Paul then received further word from Chloe’s people about factionalism in Corinth as well as an incident of incest and drinking parties at the Lord’s Table. Also a delegation from Corinth came with a letter asking Paul a number of questions.
So Paul wrote 1 Corinthians to respond to this multifaceted mess.
Here is an alternative scenario partly based on Hurd’s work:
At the Jerusalem conference Paul made a comity agreement with the Jerusalem Church and Peter, dividing their mission. Also, he obtained agreement that Gentile converts did not need to be circumcised.
Then, at Antioch, Peter’s behavior came into conflict with Paul’s ideal of the eucharistic unity of the Church as one body. Paul departed on his journey to Ephesus. But Peter (and Barnabas?) returned to Jerusalem for further guidance about food issues. They forged the apostolic decree of Acts 15:28. Although Acts 15 is a literary construct, the decree is historical. It just doesn’t fit with the Jerusalem conference, where the issue was circumcision, not sex or food.
Sometime after he wrote Galatians, Paul became aware of the apostolic decree calling for Greek converts to pay attention to “righteous Gentile” requirements in regard to sex and food. Paul could not enforce the decree by appeal to the authority of Jerusalem, but he tried to implement it in practice. Thus he wrote the Previous Letter. (Hurd had elaborate, but questionable, reconstructions of Paul’s original preaching at Corinth, the Previous Letter, and the Corinthian’s letter to Paul.)
However, Hurd dealt with some things in a way that I appreciate.
One disagreement with Murphy-O’Connor was about how innovative the teaching of Apollos was. Hurd pointed out that Apollos was with Paul (16:12) when he wrote 1 Corinthians, and that Paul’s metaphors about Apollos watering what Paul planted and building on Paul’s foundation point to continuity.
Another was about Peter. Murphy-O’Connor identified Judaizers with the Peter party at Corinth. However, Paul has not broken with Peter’s authority. When he says he “received” the tradition about the Lord’s Supper (11:23) and the resurrection (15:1), he is indirectly appealing to Peter as his source.
But, most of all, Murphy-O’Connor ignored the apostolic decree. Apparently he threw it out because of the other historical problems with Acts 15. But is this justified?
The great thing about Murphy-O’Connor’s work, though, was his detailed knowledge about ancient Corinth. He mixed a little imagination with this to make Paul’s ministry at Corinth come alive. It is frustrating that I can’t give you a better impression of that in a short summary.
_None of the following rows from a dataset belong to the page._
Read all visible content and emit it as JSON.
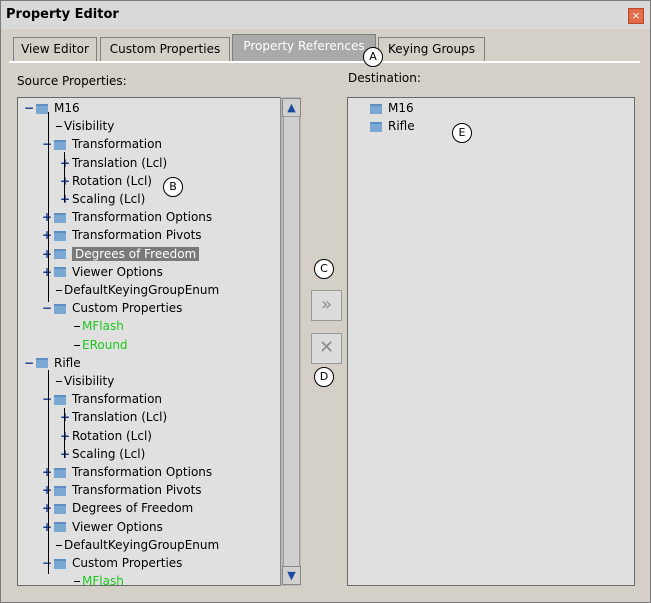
{
  "window": {
    "title": "Property Editor",
    "close_glyph": "×"
  },
  "tabs": [
    {
      "label": "View Editor"
    },
    {
      "label": "Custom Properties"
    },
    {
      "label": "Property References",
      "active": true
    },
    {
      "label": "Keying Groups"
    }
  ],
  "source": {
    "label": "Source Properties:",
    "tree": [
      {
        "text": "M16",
        "expander": "−",
        "folder": true
      },
      {
        "text": "Visibility"
      },
      {
        "text": "Transformation",
        "expander": "−",
        "folder": true
      },
      {
        "text": "Translation (Lcl)",
        "expander": "+"
      },
      {
        "text": "Rotation (Lcl)",
        "expander": "+"
      },
      {
        "text": "Scaling (Lcl)",
        "expander": "+"
      },
      {
        "text": "Transformation Options",
        "expander": "+",
        "folder": true
      },
      {
        "text": "Transformation Pivots",
        "expander": "+",
        "folder": true
      },
      {
        "text": "Degrees of Freedom",
        "expander": "+",
        "folder": true,
        "selected": true
      },
      {
        "text": "Viewer Options",
        "expander": "+",
        "folder": true
      },
      {
        "text": "DefaultKeyingGroupEnum"
      },
      {
        "text": "Custom Properties",
        "expander": "−",
        "folder": true
      },
      {
        "text": "MFlash",
        "green": true
      },
      {
        "text": "ERound",
        "green": true
      },
      {
        "text": "Rifle",
        "expander": "−",
        "folder": true
      },
      {
        "text": "Visibility"
      },
      {
        "text": "Transformation",
        "expander": "−",
        "folder": true
      },
      {
        "text": "Translation (Lcl)",
        "expander": "+"
      },
      {
        "text": "Rotation (Lcl)",
        "expander": "+"
      },
      {
        "text": "Scaling (Lcl)",
        "expander": "+"
      },
      {
        "text": "Transformation Options",
        "expander": "+",
        "folder": true
      },
      {
        "text": "Transformation Pivots",
        "expander": "+",
        "folder": true
      },
      {
        "text": "Degrees of Freedom",
        "expander": "+",
        "folder": true
      },
      {
        "text": "Viewer Options",
        "expander": "+",
        "folder": true
      },
      {
        "text": "DefaultKeyingGroupEnum"
      },
      {
        "text": "Custom Properties",
        "expander": "−",
        "folder": true
      },
      {
        "text": "MFlash",
        "green": true
      }
    ]
  },
  "destination": {
    "label": "Destination:",
    "items": [
      {
        "text": "M16"
      },
      {
        "text": "Rifle"
      }
    ]
  },
  "buttons": {
    "add_glyph": "»",
    "remove_glyph": "✕"
  },
  "scroll": {
    "up_glyph": "▲",
    "down_glyph": "▼"
  },
  "markers": {
    "a": "A",
    "b": "B",
    "c": "C",
    "d": "D",
    "e": "E"
  }
}
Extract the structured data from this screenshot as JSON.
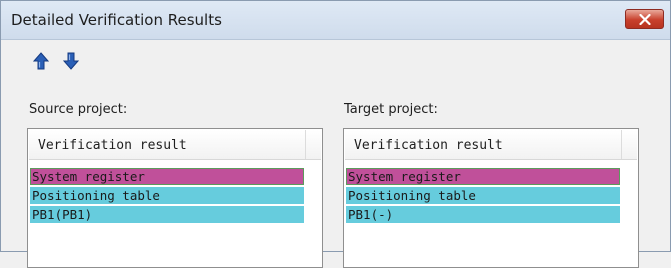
{
  "window": {
    "title": "Detailed Verification Results",
    "close_icon": "close-icon"
  },
  "toolbar": {
    "up_icon": "arrow-up-icon",
    "down_icon": "arrow-down-icon",
    "arrow_color": "#2a5fb6"
  },
  "source": {
    "label": "Source project:",
    "header": "Verification result",
    "rows": [
      {
        "text": "System register",
        "status": "diff"
      },
      {
        "text": "Positioning table",
        "status": "same"
      },
      {
        "text": "PB1(PB1)",
        "status": "same"
      }
    ]
  },
  "target": {
    "label": "Target project:",
    "header": "Verification result",
    "rows": [
      {
        "text": "System register",
        "status": "diff"
      },
      {
        "text": "Positioning table",
        "status": "same"
      },
      {
        "text": "PB1(-)",
        "status": "same"
      }
    ]
  },
  "colors": {
    "diff": "#c0509a",
    "same": "#66ccdd",
    "close": "#c8402c"
  }
}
P.S. Although I am retired, I get called on once in a while in an emergency to back up someone else’s ministry. This is one of those weeks. So I will probably not be able to post again until next week.